As many of us are acutely aware, running a hospitality business in these climates is about as straightforward as trying to fit a square peg into a round hole. Staff costs, overheads, rates, rent and taxes, rising food costs – everything is going in only one direction – up. And, at some point in time, responsible operators who carefully forecast and monitor their business costs must make decisions that, from the outside, if not listened to properly, can – let’s just say – be taken the wrong way. Then keyboard warriors pile on, accusations are made, and the atmosphere can get pretty unpleasant for all.
Such has been the case for 2 Michelin starred Alex Dilling in the past week or so. With only 11 tables in the dining room, and over 20 staff members to support, founders Victoria Sheppard and Alex Dilling took steps to maintain a sustainable number of covers in their restaurant. Steps that, I would bet, many independent restaurateurs have considered over time, had they the confidence to do it.
The reality of what Alex and Victoria have implemented is straightforward. The restaurant does, indeed, accommodate a couple of tables of one – with no surcharge. However, it cannot fill the restaurant with solo diners, even half fill the room with solo diners – we all know that makes no business sense and for a restaurant that has 11 tables – it’s financially irresponsible to allow that to happen.

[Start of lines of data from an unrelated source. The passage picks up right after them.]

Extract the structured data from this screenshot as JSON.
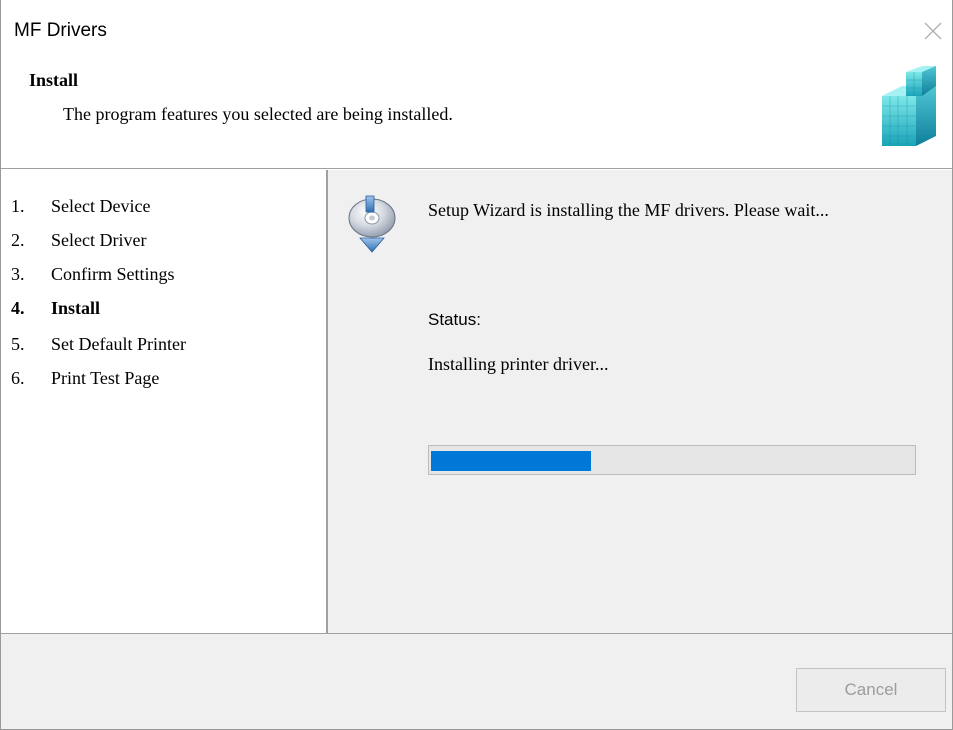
{
  "window": {
    "title": "MF Drivers"
  },
  "header": {
    "title": "Install",
    "subtitle": "The program features you selected are being installed.",
    "logo_icon": "cube-logo-icon"
  },
  "steps": [
    {
      "num": "1.",
      "label": "Select Device",
      "active": false
    },
    {
      "num": "2.",
      "label": "Select Driver",
      "active": false
    },
    {
      "num": "3.",
      "label": "Confirm Settings",
      "active": false
    },
    {
      "num": "4.",
      "label": "Install",
      "active": true
    },
    {
      "num": "5.",
      "label": "Set Default Printer",
      "active": false
    },
    {
      "num": "6.",
      "label": "Print Test Page",
      "active": false
    }
  ],
  "content": {
    "icon": "disc-install-icon",
    "message": "Setup Wizard is installing the MF drivers. Please wait...",
    "status_label": "Status:",
    "status_text": "Installing printer driver...",
    "progress_fraction": 0.33
  },
  "footer": {
    "cancel_label": "Cancel"
  },
  "colors": {
    "accent": "#0078d7",
    "panel_bg": "#f0f0f0",
    "disabled_text": "#9c9c9c"
  }
}
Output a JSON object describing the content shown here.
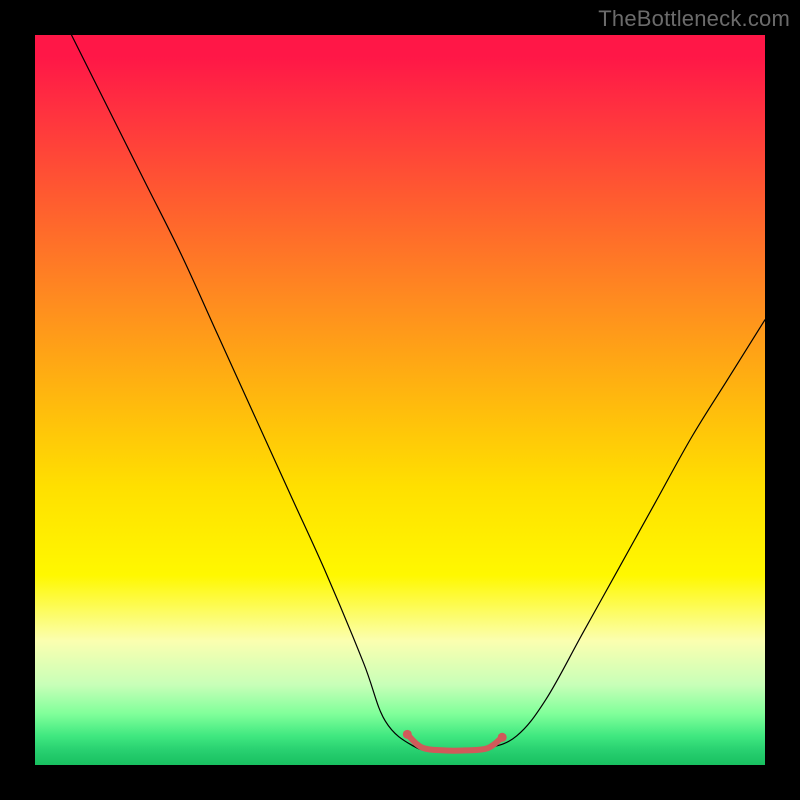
{
  "watermark": "TheBottleneck.com",
  "chart_data": {
    "type": "line",
    "title": "",
    "xlabel": "",
    "ylabel": "",
    "xlim": [
      0,
      100
    ],
    "ylim": [
      0,
      100
    ],
    "grid": false,
    "legend": false,
    "background_gradient": {
      "stops": [
        {
          "pos": 0.0,
          "color": "#ff1747"
        },
        {
          "pos": 0.03,
          "color": "#ff1747"
        },
        {
          "pos": 0.1,
          "color": "#ff3040"
        },
        {
          "pos": 0.22,
          "color": "#ff5a30"
        },
        {
          "pos": 0.36,
          "color": "#ff8a20"
        },
        {
          "pos": 0.48,
          "color": "#ffb210"
        },
        {
          "pos": 0.62,
          "color": "#ffe000"
        },
        {
          "pos": 0.74,
          "color": "#fff800"
        },
        {
          "pos": 0.83,
          "color": "#fbffb0"
        },
        {
          "pos": 0.89,
          "color": "#c8ffb8"
        },
        {
          "pos": 0.93,
          "color": "#80ff9a"
        },
        {
          "pos": 0.96,
          "color": "#40e880"
        },
        {
          "pos": 0.98,
          "color": "#28d070"
        },
        {
          "pos": 1.0,
          "color": "#18c060"
        }
      ]
    },
    "series": [
      {
        "name": "bottleneck-curve",
        "color": "#000000",
        "stroke_width": 1.2,
        "x": [
          5,
          10,
          15,
          20,
          25,
          30,
          35,
          40,
          45,
          48,
          52,
          55,
          58,
          62,
          66,
          70,
          75,
          80,
          85,
          90,
          95,
          100
        ],
        "y": [
          100,
          90,
          80,
          70,
          59,
          48,
          37,
          26,
          14,
          6,
          2.5,
          2,
          2,
          2.3,
          4,
          9,
          18,
          27,
          36,
          45,
          53,
          61
        ]
      },
      {
        "name": "optimal-range-highlight",
        "color": "#d05a5a",
        "stroke_width": 6,
        "x": [
          51,
          53,
          56,
          59,
          62,
          64
        ],
        "y": [
          4.2,
          2.4,
          2.0,
          2.0,
          2.3,
          3.8
        ]
      }
    ],
    "markers": [
      {
        "name": "optimal-start-dot",
        "x": 51,
        "y": 4.2,
        "color": "#d05a5a",
        "r": 4.5
      },
      {
        "name": "optimal-end-dot",
        "x": 64,
        "y": 3.8,
        "color": "#d05a5a",
        "r": 4.5
      }
    ]
  }
}
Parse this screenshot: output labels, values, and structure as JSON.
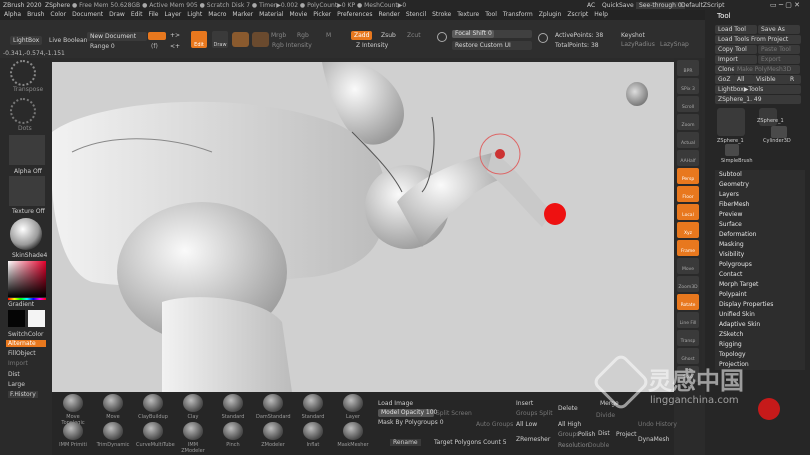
{
  "title_bar": {
    "app": "ZBrush 2020",
    "doc": "ZSphere",
    "stats": "● Free Mem 50.628GB ● Active Mem 905 ● Scratch Disk 7 ● Timer▶0.002 ● PolyCount▶0 KP ● MeshCount▶0",
    "ac": "AC",
    "quicksave": "QuickSave",
    "seethrough": "See-through  0",
    "ui_layout": "DefaultZScript"
  },
  "menu": [
    "Alpha",
    "Brush",
    "Color",
    "Document",
    "Draw",
    "Edit",
    "File",
    "Layer",
    "Light",
    "Macro",
    "Marker",
    "Material",
    "Movie",
    "Picker",
    "Preferences",
    "Render",
    "Stencil",
    "Stroke",
    "Texture",
    "Tool",
    "Transform",
    "Zplugin",
    "Zscript",
    "Help"
  ],
  "coords": "-0.341,-0.574,-1.151",
  "toolbar": {
    "lightbox": "LightBox",
    "live_boolean": "Live Boolean",
    "new_document": "New Document",
    "range": "Range 0",
    "edit": "Edit",
    "draw": "Draw",
    "mrgb": "Mrgb",
    "rgb": "Rgb",
    "m": "M",
    "zadd": "Zadd",
    "zsub": "Zsub",
    "zcut": "Zcut",
    "rgb_intensity": "Rgb Intensity",
    "z_intensity": "Z Intensity",
    "focal_shift": "Focal Shift 0",
    "restore_custom_ui": "Restore Custom UI",
    "active_points": "ActivePoints: 38",
    "total_points": "TotalPoints: 38",
    "keyshot": "Keyshot",
    "lazy_radius": "LazyRadius",
    "lazy_snap": "LazySnap"
  },
  "left_panel": {
    "transpose": "Transpose",
    "dots": "Dots",
    "alpha_off": "Alpha Off",
    "texture_off": "Texture Off",
    "skinshade": "SkinShade4",
    "gradient": "Gradient",
    "switchcolor": "SwitchColor",
    "alternate": "Alternate",
    "fillobject": "FillObject",
    "import": "Import",
    "dist": "Dist",
    "large": "Large",
    "history": "F.History"
  },
  "right_shelf": [
    "BPR",
    "SPix 3",
    "Scroll",
    "Zoom",
    "Actual",
    "AAHalf",
    "Persp",
    "Floor",
    "Local",
    "Xyz",
    "Frame",
    "Move",
    "Zoom3D",
    "Rotate",
    "Line Fill",
    "Transp",
    "Ghost",
    "Solo"
  ],
  "tool_panel": {
    "title": "Tool",
    "load_tool": "Load Tool",
    "save_as": "Save As",
    "load_tools_from_project": "Load Tools From Project",
    "copy_tool": "Copy Tool",
    "paste_tool": "Paste Tool",
    "import": "Import",
    "export": "Export",
    "clone": "Clone",
    "make_polymesh": "Make PolyMesh3D",
    "goz": "GoZ",
    "all": "All",
    "visible": "Visible",
    "r": "R",
    "lightbox_tools": "Lightbox▶Tools",
    "zsphere_value": "ZSphere_1.  49",
    "thumbs": [
      "ZSphere_1",
      "ZSphere_1",
      "Cylinder3D",
      "SimpleBrush"
    ],
    "items": [
      "Subtool",
      "Geometry",
      "Layers",
      "FiberMesh",
      "Preview",
      "Surface",
      "Deformation",
      "Masking",
      "Visibility",
      "Polygroups",
      "Contact",
      "Morph Target",
      "Polypaint",
      "Display Properties",
      "Unified Skin",
      "Adaptive Skin",
      "ZSketch",
      "Rigging",
      "Topology",
      "Projection"
    ]
  },
  "bottom": {
    "brushes_row1": [
      "Move Topologic",
      "Move",
      "ClayBuildup",
      "Clay",
      "Standard",
      "DamStandard",
      "Standard",
      "Layer"
    ],
    "brushes_row2": [
      "IMM Primiti",
      "TrimDynamic",
      "CurveMultiTube",
      "IMM ZModeler",
      "Pinch",
      "ZModeler",
      "Inflat",
      "MaskMesher"
    ],
    "load_image": "Load Image",
    "model_opacity": "Model Opacity 100",
    "split_screen": "Split Screen",
    "mask_by_polygroups": "Mask By Polygroups 0",
    "insert": "Insert",
    "groups_split": "Groups Split",
    "delete": "Delete",
    "all_low": "All Low",
    "all_high": "All High",
    "divide": "Divide",
    "rename": "Rename",
    "target_polygons": "Target Polygons Count 5",
    "zremesher": "ZRemesher",
    "groups": "Groups",
    "polish": "Polish",
    "dist": "Dist",
    "project": "Project",
    "merge": "Merge",
    "auto_groups": "Auto Groups",
    "double": "Double",
    "resolution": "Resolution",
    "dynamesh": "DynaMesh",
    "undo_history": "Undo History"
  },
  "watermark": {
    "cn": "灵感中国",
    "url": "lingganchina.com"
  },
  "colors": {
    "accent": "#e8781e",
    "canvas": "#d0d0d0"
  }
}
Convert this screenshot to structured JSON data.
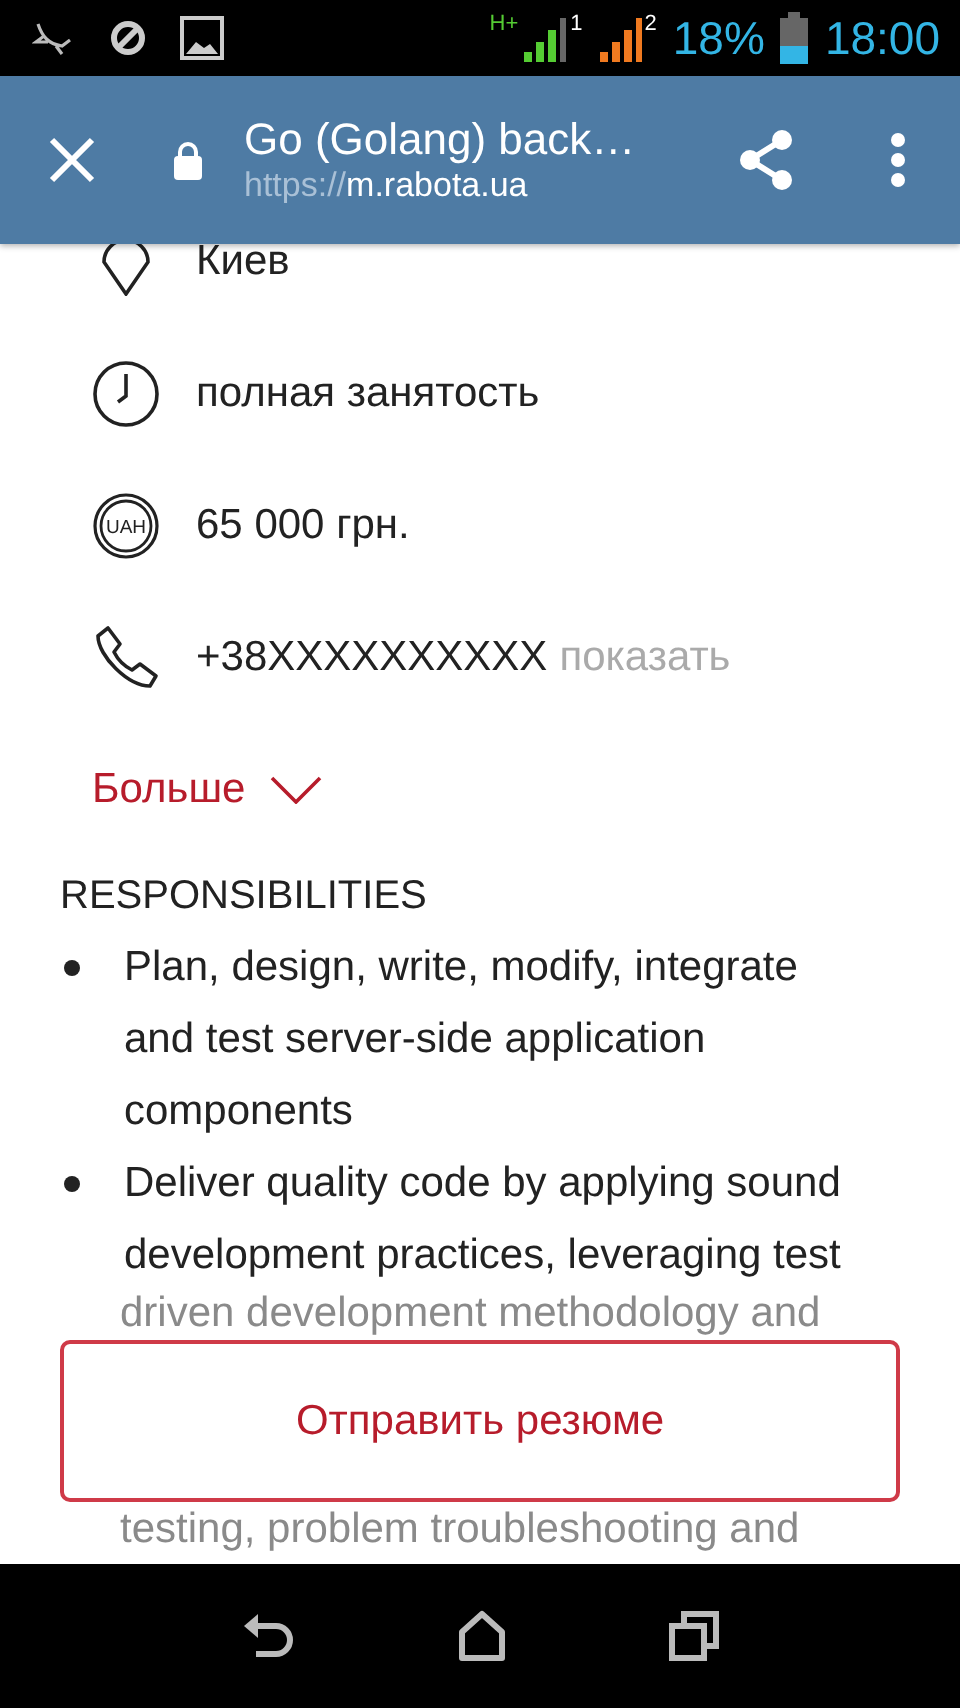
{
  "status_bar": {
    "network_label": "H+",
    "sim_1": "1",
    "sim_2": "2",
    "battery": "18%",
    "time": "18:00"
  },
  "toolbar": {
    "title": "Go (Golang) back…",
    "url_scheme": "https://",
    "url_host": "m.rabota.ua"
  },
  "details": [
    {
      "kind": "location",
      "text": "Киев"
    },
    {
      "kind": "clock",
      "text": "полная занятость"
    },
    {
      "kind": "salary",
      "icon_text": "UAH",
      "text": "65 000 грн."
    },
    {
      "kind": "phone",
      "text": "+38XXXXXXXXXX",
      "action": "показать"
    }
  ],
  "more_link": "Больше",
  "section_title": "RESPONSIBILITIES",
  "bullets": [
    {
      "text": "Plan, design, write, modify, integrate and test server-side application components"
    },
    {
      "text": "Deliver quality code by applying sound development practices, leveraging test"
    }
  ],
  "faded_lines": [
    "driven development methodology and",
    "testing, problem troubleshooting and"
  ],
  "apply_button": "Отправить резюме"
}
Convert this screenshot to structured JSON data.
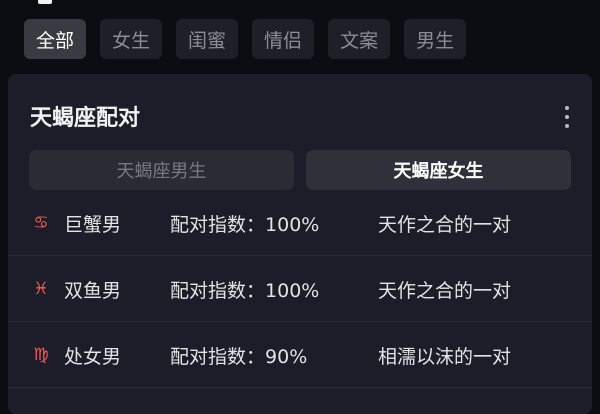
{
  "filter_tabs": [
    "全部",
    "女生",
    "闺蜜",
    "情侣",
    "文案",
    "男生"
  ],
  "active_tab": 0,
  "card": {
    "title": "天蝎座配对",
    "segments": [
      "天蝎座男生",
      "天蝎座女生"
    ],
    "active_segment": 1,
    "score_label": "配对指数：",
    "rows": [
      {
        "icon": "cancer-sign-icon",
        "glyph": "♋",
        "name": "巨蟹男",
        "score": "100%",
        "desc": "天作之合的一对"
      },
      {
        "icon": "pisces-sign-icon",
        "glyph": "♓",
        "name": "双鱼男",
        "score": "100%",
        "desc": "天作之合的一对"
      },
      {
        "icon": "virgo-sign-icon",
        "glyph": "♍",
        "name": "处女男",
        "score": "90%",
        "desc": "相濡以沫的一对"
      }
    ]
  },
  "colors": {
    "accent": "#ff5a55",
    "card_bg": "#1c1d28",
    "page_bg": "#0c0d12"
  }
}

When the quota of solo diners’ tables is booked – there is an option for tables of one who desperately want to dine. That option is to pay extra. Akin to booking a flight – if you are keen to go, but there are only premium seats left, you pay the surcharge. Same applies to concerts, theatre and sporting events – if the only tickets available are the pricey ones, but you want to go, then you pay. It’s not rocket science, and it’s not discriminatory. It’s a business taking responsible measures to stay viable.